Millos: They were both memorable! And I was quite nervous too, specially in Amsterdam with the Boiler Room cameras. But I think it was all good in the end. Dekmantel is one of the few festivals to really invest on DJs that care for bringing different stuff to the dancefloor - the diggers, selectors or whatever you call them. So we really feel comfortable and happy not having to play several house cuts in a row or choosing more obvious tunes.
Augusto: We had an amazing time in both of them – I mean, a couple of years ago I wouldn't think we would be playing in Dekmantel, and it happened not once, but twice. It's great to see the festival coming to São Paulo, being such a good match and we taking part on it. One thing that I felt is that competition is very strong so you have to bring your A-game to the table - there's no room for punters and jokers.
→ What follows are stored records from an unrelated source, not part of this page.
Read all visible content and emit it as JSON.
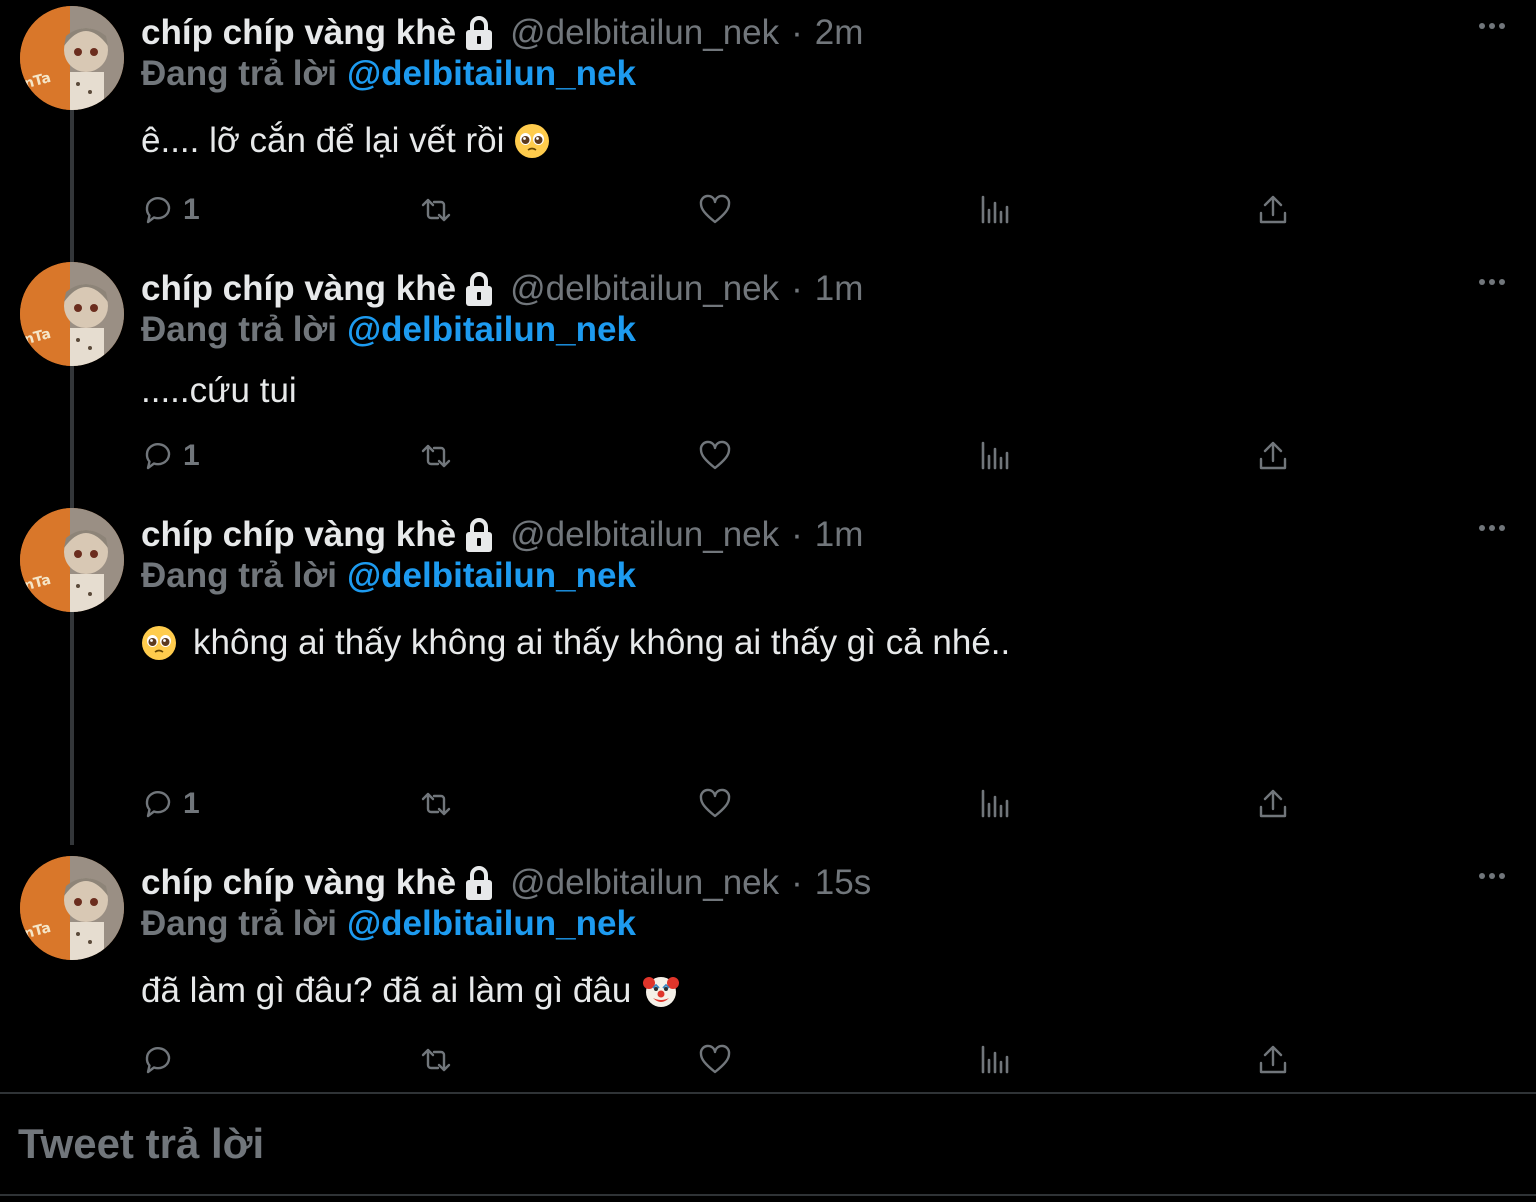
{
  "colors": {
    "background": "#000000",
    "text": "#e7e9ea",
    "muted": "#71767b",
    "accent": "#1d9bf0"
  },
  "tweets": [
    {
      "display_name": "chíp chíp vàng khè",
      "handle": "@delbitailun_nek",
      "separator": "·",
      "time": "2m",
      "reply_label": "Đang trả lời",
      "reply_mention": "@delbitailun_nek",
      "text": "ê.... lỡ cắn để lại vết rồi",
      "emoji": "pleading-face",
      "reply_count": "1"
    },
    {
      "display_name": "chíp chíp vàng khè",
      "handle": "@delbitailun_nek",
      "separator": "·",
      "time": "1m",
      "reply_label": "Đang trả lời",
      "reply_mention": "@delbitailun_nek",
      "text": ".....cứu tui",
      "emoji": "",
      "reply_count": "1"
    },
    {
      "display_name": "chíp chíp vàng khè",
      "handle": "@delbitailun_nek",
      "separator": "·",
      "time": "1m",
      "reply_label": "Đang trả lời",
      "reply_mention": "@delbitailun_nek",
      "text": "không ai thấy không ai thấy không ai thấy gì cả nhé..",
      "emoji": "pleading-face",
      "reply_count": "1"
    },
    {
      "display_name": "chíp chíp vàng khè",
      "handle": "@delbitailun_nek",
      "separator": "·",
      "time": "15s",
      "reply_label": "Đang trả lời",
      "reply_mention": "@delbitailun_nek",
      "text": "đã làm gì đâu? đã ai làm gì đâu",
      "emoji": "clown-face",
      "reply_count": ""
    }
  ],
  "composer": {
    "placeholder": "Tweet trả lời"
  }
}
Also, I felt lonely without an agent in the backstage - the agents' scene on the Dekmantel backstages was so strong it felt weird being there.
What’s in the pipeline for this year? Any exciting things coming up you are looking forward to?
Millos: There will be probably another Selvagem european tour this year. We also have 5 releases on the pipeline for Selva Discos, our label that debuted last year with the reissue of Maria Rita Stumpf’s album. And I’m doing a compilation of synthetic Brazilian music from the 80s and 90s to be released hopefully in the first semester through Soundway records. Besides that I’m also looking forward to spend several hours at moldy, dirty places looking for cool records people still don’t know - one of my favorite things to do in life, so I’m quite happy.
Augusto: Selva Discos is our main concern now when it comes to music. I'm also working on a comp for Music For Dreams and a few other stuff (some edits plus original production with some friends), nothing too fancy.